Long-Term Residential Substance Abuse Treatment

After completing detox treatment, many people struggling with drug or alcohol addictions enter some form of residential program. Traditional residential treatment programs offer those in a recovery a “trial run” in terms of learning how to live a drug-free life on a day-to-day basis. Long-term residential treatment works from the same premise with program durations being considerably longer and more so intense.

More than anything else, ensuring a person receives the level of treatment he or she most needs can go a long way towards preventing relapse and avoiding another detox period. In this regard, a long-term program offers addicts a solid foundation on the road to recovery.

Long-term residential treatment offer a range of therapeutic benefits, some of which include:

  • Stable, structured living environments
  • Daily guidance and support
  • Real-life experience

All of these benefits work together to provide recovering addicts with the skills and experience needed to live a drug-free lifestyle.

Residential Treatment Programs

inpatient rehab programs

Residential rehab programs allow you to take a step back and focus on getting better while surrounded by a network of support.

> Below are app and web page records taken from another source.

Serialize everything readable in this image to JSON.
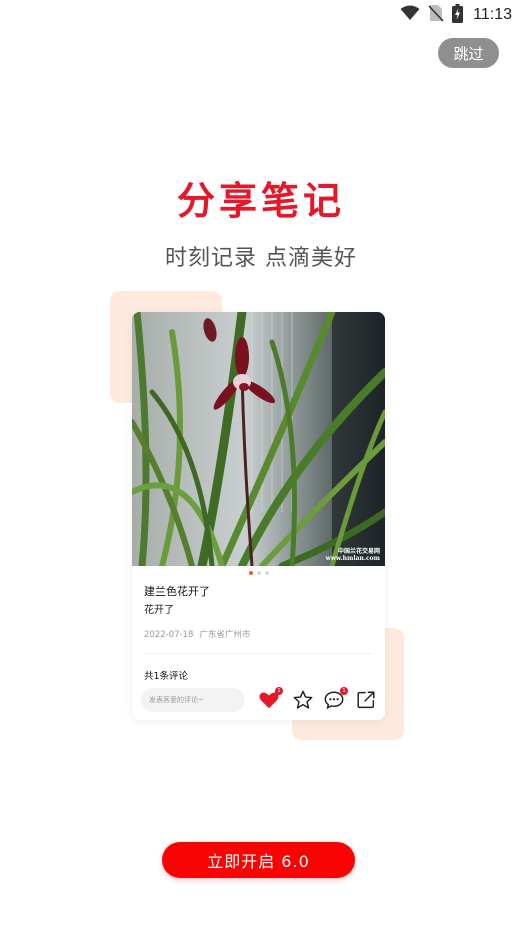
{
  "status_bar": {
    "time": "11:13",
    "icons": [
      "wifi-icon",
      "no-sim-icon",
      "battery-charging-icon"
    ]
  },
  "skip_button": {
    "label": "跳过"
  },
  "headline": "分享笔记",
  "subheadline": "时刻记录  点滴美好",
  "preview_card": {
    "photo": {
      "subject": "orchid-flower",
      "watermark_line1": "中国兰花交易网",
      "watermark_line2": "www.hmlan.com"
    },
    "pager": {
      "count": 3,
      "active": 0
    },
    "title": "建兰色花开了",
    "body": "花开了",
    "date": "2022-07-18",
    "location": "广东省广州市",
    "comments_count": "共1条评论",
    "comment_placeholder": "发表客爱的评论~",
    "actions": [
      {
        "icon": "heart-icon",
        "badge": "1",
        "active": true
      },
      {
        "icon": "star-icon",
        "badge": ""
      },
      {
        "icon": "comment-icon",
        "badge": "1"
      },
      {
        "icon": "share-icon",
        "badge": ""
      }
    ]
  },
  "colors": {
    "accent": "#e5182a",
    "button": "#f80404",
    "deco": "#fde9dd"
  },
  "start_button": {
    "label": "立即开启 6.0"
  }
}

Residential treatment exists as one of two primary options for receiving ongoing treatment help after completing detox, with outpatient care being the second option. Residential treatment programs provide a type of living environment where residents devote all their time, attention and energy to getting and staying drug-free.

While outpatient programs do offer a certain degree of freedom and flexibility, this same freedom and flexibility can threaten a person’s recovery progress when he or she is unprepared to handle it. As live-in facilities, residential programs help instill the types of routines and behaviors needed to maintain abstinence on a long-term basis.

Long-Term Residential Treatment

Traditional residential programs can run anywhere from 30 days to three months in duration. According to the National Institute on Drug Abuse, a long-term residential program can run from six months to as long as a year.

Long-term residential programs are fairly structured treatment settings where residents engage in any number of activities on a daily basis, some of which include –

  • Psychotherapy
  • Support group participation
  • Group therapy
  • Household chores
  • Drug education training

These programs also conduct periodic drug screenings to ensure residents maintain abstinence for the duration of their stay.

Therapeutic Communities

Long-term residential treatment programs are often described as therapeutic communities where residents can apply the principles of recovery in real-life. In effect, therapeutic communities act as a bridge between the drug treatment environment and the real world.

As therapeutic communities, long-term residential programs place a heavy emphasis on –

  • Peer supports
  • Developing healthy communication skills
  • Developing structure and purpose within one’s daily life
  • Employment

Over the course of the program, residents learn how to manage stress, emotions and conflict in healthy ways. In turn, a person can develop the type of mindset set that makes living a drug-free lifestyle possible.

When to Consider Getting Long-Term Residential Treatment Help

While not everyone struggling with addiction will require long-term residential treatment, certain conditions do point to the need for a long-term approach –

  • A long history of substance abuse
  • Two or more previous attempts at drug treatment
  • Co-existing conditions, such as a psychological disorder
  • Lack of a support system

Ultimately, the more severe a person’s addiction the more likely he or she will benefit from long-term residential treatment.